Sign up to receive a Free excerpt from the book



Your Voice Matters: Express Your Opinion to Researchers in Psychiatry

Source: faithiec annoise @

Source: faithiec annoise @

Do you ever feel that your opinion is not recognized or acknowledged by those who do research in psychiatry, those who are looking for better treatments for you?  That your experiences in living with a mental illness are not considered important by them?  Perhaps you have symptoms or side effects of medications that you want to let them know about and you don’t know how to do it.  Well, I can see how you could feel that way.  I also have come to know personally some of the major clinicians who do the top research in psychiatry and I can tell you that they do care very much about our opinion and experiences.  Their goals are the same as ours.

One exciting thing that has happened recently is a brand new approach to doing research in psychiatry.  It’s an ambitious new research project that is an online collaboration between those who have depression or bipolar disorder, clinicians and researchers in psychiatry.  It’s called the Mood Network.  The goal is to improve lives and empower people who have mood disorders.  A project of the Department of Psychiatry of the Massachusetts General Hospital, Boston, MA, the study’s head guy, or principal investigator, is Dr. Andrew Nierenberg, a brilliant clinician and professor of psychiatry at Harvard Medical School, and a super-cool guy.

In traditional practice clinicians often don’t have a good way to predict who will respond to which therapies, so people may have to try many different types of treatments until they find one that suits their needs.   The Mood Network is a partnership that respects the person who has depression as an “expert-by-experience” in the effort to find which treatment, therapies and practice work best for which type of symptoms and which person.   It’s a way to give us a voice, where our perspectives, opinions and experiences matter and are welcomed.   It’s the first time we have been invited to be engaged in clinical research like this as equal partners in what’s important to us.  The focus is on how you feel about your symptoms and treatment.

The usual custom for research studies in psychiatry is to involve a relatively small number of people who experience an illness like depression or bipolar disorder.  That proved to be somewhat limiting in our understanding whether or not the study conclusions applied to a larger number of people with different types of symptoms.  The Mood Network’s goal is to engage 50,000 people with depression or bipolar disorder in their online studies.  Information gained from the studies, which is confidential, will contribute to a pool of data that will now be large enough for researchers to figure out which treatments work best for which kind of mood disorders in which people.

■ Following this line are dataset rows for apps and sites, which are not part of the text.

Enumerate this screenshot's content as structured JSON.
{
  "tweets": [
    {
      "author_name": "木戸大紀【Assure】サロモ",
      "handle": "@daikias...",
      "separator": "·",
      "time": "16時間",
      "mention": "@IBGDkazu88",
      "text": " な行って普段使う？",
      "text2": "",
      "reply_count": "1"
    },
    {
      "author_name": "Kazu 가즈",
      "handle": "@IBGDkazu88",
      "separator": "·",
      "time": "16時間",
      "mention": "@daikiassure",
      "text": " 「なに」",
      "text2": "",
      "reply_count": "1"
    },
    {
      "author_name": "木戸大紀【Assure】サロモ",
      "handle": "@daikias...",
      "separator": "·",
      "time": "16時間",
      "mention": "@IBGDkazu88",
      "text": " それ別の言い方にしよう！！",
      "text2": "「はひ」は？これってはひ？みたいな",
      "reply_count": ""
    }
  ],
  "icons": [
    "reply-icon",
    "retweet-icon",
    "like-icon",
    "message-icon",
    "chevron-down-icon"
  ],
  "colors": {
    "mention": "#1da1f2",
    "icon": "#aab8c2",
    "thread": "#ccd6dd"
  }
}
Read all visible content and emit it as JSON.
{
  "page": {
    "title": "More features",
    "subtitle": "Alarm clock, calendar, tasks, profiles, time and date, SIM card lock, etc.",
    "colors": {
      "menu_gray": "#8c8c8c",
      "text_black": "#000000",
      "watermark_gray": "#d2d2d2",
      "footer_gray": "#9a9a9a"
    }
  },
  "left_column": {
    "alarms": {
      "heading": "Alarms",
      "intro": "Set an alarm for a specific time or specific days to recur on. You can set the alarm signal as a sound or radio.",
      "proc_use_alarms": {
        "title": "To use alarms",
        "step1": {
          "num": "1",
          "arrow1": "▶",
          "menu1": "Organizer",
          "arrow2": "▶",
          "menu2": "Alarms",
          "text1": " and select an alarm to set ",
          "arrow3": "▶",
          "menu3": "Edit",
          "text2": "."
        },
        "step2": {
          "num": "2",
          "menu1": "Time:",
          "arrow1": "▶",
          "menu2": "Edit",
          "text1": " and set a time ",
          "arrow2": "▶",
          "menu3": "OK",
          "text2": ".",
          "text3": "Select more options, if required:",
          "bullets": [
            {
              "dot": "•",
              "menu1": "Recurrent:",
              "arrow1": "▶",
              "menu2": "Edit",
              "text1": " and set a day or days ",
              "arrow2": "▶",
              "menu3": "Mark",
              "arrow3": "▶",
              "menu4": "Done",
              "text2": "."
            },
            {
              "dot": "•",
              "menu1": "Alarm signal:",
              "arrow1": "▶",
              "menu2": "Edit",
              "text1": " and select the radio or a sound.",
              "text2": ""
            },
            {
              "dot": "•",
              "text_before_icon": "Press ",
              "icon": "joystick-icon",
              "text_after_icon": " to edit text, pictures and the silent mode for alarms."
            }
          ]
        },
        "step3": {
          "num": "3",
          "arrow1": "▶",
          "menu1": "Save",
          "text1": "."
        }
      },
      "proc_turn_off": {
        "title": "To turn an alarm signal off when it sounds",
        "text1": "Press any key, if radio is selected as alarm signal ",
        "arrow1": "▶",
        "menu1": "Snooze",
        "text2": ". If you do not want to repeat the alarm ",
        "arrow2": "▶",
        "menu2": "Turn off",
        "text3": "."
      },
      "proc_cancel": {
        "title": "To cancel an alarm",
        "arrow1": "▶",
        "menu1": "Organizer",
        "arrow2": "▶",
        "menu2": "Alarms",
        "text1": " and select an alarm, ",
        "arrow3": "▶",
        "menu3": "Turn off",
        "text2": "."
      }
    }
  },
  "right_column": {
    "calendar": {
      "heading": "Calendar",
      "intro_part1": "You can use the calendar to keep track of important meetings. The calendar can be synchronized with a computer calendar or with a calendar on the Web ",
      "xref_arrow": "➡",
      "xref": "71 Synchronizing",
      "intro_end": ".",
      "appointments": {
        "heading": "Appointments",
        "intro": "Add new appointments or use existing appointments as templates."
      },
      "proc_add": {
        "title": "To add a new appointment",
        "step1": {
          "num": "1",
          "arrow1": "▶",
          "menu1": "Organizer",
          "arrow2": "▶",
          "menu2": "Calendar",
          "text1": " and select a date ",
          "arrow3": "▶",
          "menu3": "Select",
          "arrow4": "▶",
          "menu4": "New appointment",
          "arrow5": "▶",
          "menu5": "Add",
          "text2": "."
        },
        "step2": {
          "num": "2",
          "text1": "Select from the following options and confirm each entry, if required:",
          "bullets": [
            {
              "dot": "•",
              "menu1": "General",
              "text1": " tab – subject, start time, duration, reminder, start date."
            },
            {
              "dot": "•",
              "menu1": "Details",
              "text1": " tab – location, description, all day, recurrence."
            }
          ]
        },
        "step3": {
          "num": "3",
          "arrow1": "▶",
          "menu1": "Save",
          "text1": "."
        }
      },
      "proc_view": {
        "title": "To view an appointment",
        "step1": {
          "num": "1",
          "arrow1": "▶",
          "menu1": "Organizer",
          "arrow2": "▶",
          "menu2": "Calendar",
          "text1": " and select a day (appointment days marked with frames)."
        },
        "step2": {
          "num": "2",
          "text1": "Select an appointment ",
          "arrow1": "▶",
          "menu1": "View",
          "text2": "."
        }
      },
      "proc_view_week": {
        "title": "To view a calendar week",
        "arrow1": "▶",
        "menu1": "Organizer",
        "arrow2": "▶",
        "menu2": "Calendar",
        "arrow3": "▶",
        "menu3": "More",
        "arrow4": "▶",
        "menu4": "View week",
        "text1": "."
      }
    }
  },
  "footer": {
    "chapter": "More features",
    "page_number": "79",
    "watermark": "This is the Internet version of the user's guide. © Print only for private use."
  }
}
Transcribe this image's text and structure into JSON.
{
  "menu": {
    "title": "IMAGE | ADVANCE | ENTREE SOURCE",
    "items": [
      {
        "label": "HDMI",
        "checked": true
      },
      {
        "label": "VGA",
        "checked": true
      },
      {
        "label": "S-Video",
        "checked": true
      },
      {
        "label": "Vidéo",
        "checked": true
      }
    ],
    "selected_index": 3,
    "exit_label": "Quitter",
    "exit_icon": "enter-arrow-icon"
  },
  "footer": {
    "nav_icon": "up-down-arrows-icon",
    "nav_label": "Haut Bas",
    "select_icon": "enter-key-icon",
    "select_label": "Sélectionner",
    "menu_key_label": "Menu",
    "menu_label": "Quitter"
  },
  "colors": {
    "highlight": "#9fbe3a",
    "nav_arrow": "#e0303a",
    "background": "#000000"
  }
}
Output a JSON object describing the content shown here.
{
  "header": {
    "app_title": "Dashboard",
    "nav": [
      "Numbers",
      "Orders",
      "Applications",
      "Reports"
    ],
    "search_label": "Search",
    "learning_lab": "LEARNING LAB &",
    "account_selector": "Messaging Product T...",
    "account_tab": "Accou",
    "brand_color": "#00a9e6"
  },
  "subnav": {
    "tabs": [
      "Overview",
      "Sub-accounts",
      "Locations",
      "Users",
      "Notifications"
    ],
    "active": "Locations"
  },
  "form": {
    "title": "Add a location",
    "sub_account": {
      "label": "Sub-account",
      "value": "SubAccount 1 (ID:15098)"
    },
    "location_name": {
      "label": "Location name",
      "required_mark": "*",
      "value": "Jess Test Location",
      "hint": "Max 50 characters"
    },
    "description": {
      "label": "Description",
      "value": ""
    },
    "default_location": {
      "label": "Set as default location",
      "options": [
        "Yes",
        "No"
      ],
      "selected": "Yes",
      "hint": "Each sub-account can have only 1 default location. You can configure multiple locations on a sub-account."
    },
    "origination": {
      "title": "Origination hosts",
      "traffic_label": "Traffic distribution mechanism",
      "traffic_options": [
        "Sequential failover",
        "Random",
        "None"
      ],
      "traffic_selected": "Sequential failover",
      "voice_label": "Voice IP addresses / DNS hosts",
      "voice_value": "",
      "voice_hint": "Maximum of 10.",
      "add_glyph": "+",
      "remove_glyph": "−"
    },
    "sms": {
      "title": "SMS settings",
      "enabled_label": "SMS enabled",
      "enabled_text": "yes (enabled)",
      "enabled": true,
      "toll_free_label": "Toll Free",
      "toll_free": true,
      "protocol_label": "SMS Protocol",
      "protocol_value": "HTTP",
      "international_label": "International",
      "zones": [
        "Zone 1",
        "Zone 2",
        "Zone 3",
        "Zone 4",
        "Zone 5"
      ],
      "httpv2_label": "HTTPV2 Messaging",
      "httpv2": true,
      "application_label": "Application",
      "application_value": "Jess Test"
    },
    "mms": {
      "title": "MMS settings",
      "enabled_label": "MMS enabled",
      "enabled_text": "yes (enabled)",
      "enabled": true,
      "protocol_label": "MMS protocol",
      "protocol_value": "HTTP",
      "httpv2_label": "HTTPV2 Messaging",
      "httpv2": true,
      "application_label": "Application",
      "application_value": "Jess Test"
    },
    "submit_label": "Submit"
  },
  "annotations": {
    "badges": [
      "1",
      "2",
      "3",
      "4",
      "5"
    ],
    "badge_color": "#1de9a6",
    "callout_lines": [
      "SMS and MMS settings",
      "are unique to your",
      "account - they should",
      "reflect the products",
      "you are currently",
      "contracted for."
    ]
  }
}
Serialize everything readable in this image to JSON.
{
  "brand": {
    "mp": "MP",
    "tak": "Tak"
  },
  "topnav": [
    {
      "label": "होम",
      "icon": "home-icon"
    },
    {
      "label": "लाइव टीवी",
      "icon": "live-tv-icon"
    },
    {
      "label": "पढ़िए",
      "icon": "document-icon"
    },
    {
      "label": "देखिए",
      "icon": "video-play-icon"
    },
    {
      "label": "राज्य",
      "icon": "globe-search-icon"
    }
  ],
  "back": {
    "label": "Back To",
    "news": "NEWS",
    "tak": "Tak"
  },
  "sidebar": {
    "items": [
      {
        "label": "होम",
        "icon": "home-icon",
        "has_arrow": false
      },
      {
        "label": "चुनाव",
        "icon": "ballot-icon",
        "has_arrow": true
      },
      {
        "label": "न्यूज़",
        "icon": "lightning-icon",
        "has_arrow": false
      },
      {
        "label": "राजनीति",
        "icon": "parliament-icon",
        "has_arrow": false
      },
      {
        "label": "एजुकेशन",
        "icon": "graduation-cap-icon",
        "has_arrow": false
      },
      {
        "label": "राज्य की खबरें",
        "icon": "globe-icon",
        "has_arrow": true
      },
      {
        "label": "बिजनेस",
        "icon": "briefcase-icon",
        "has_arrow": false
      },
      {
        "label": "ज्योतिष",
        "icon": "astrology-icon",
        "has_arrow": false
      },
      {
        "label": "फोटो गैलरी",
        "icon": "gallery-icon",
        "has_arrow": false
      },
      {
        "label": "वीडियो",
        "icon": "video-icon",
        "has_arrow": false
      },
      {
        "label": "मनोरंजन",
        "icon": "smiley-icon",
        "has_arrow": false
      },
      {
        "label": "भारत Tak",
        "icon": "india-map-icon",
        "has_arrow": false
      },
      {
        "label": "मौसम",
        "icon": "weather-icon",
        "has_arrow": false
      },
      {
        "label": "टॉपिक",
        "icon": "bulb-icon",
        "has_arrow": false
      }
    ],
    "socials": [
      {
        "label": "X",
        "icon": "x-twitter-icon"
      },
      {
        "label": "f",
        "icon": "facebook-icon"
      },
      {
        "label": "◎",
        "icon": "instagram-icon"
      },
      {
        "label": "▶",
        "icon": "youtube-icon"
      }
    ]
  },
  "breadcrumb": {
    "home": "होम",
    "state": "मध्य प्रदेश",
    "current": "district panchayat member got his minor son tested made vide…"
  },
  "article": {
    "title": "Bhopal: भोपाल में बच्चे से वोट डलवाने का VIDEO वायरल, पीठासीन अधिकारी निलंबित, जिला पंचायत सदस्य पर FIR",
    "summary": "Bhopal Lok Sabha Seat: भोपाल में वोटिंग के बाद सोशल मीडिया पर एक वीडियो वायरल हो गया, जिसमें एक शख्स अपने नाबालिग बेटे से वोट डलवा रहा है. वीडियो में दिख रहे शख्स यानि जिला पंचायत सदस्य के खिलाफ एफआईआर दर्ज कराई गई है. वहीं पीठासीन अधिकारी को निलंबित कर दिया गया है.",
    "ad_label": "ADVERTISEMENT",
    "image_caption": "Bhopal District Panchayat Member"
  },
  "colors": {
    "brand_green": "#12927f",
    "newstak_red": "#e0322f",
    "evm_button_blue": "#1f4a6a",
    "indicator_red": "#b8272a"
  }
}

Here’s how it works.  The Mood Network is based online at   It’s free.   It’s confidential.  If you are interested in participating, you create your own username and password to log on to the Mood Network website.   Then you are able to access the Mood Network’s Blogs and Forum’s (discussion groups) where you are free to read about other people’s opinions and experiences with their illness, side effects, different treatments, etc.  You can also confidentially post your own comments or respond to what others have written.  Sharing information like that has become very helpful and validating to many people.  The Mood Network researchers pay great attention to what is posted in these sections.  There is also a place where you can ask questions of an expert clinician and give your feedback on what is important to you in terms of areas of research for them to focus on.  You can go to a section called “How am I doing?” and take a questionnaire or two to see if you currently have depression or mania, and then track your progress along time.  This is very helpful concrete information for you to have.

In addition, the Mood Network has continuing online research studies that you can choose to participate in, confidentially, such as the benefits of doing yoga with a certain online video or the use of a particular smart phone application in mood disorders.  It’s not the kind of research where you take a new medication or show up in clinic.  The Mood Network uses all of this information, confidentially, to understand how people are doing in general and what treatments they have found to be helpful.  They link that info about helpful treatments (confidentially) to the type of symptoms, which we know varies among people.   You don’t have to worry about personal identifying information getting out.  There is also a place where you can give feedback to the Mood Network clinicians about any concerns you have.

It’s an interesting concept and an exciting opportunity to be able to participate as part of the solution.  I encourage you to take a look at it.

Stay well!


This blog was originally posted on Psychology Today on my column View From the Mist.

This entry was posted in Living with Depression, My Thoughts. Bookmark the permalink. Post a comment or leave a trackback: Trackback URL.
  • Subscribe to the Blog

    Sign up to recieve the blog right in your inbox and receive a free excerpt of Reconnecting after Isolation: Coping with Anxiety, Depression, Grief, PTSD, and More
    • This field is for validation purposes and should be left unchanged.

  • Blog Categories

  • Archives


To view the content on
you must agree to our
Privacy and Terms of Use
by clicking “I agree”

I AGREE Decline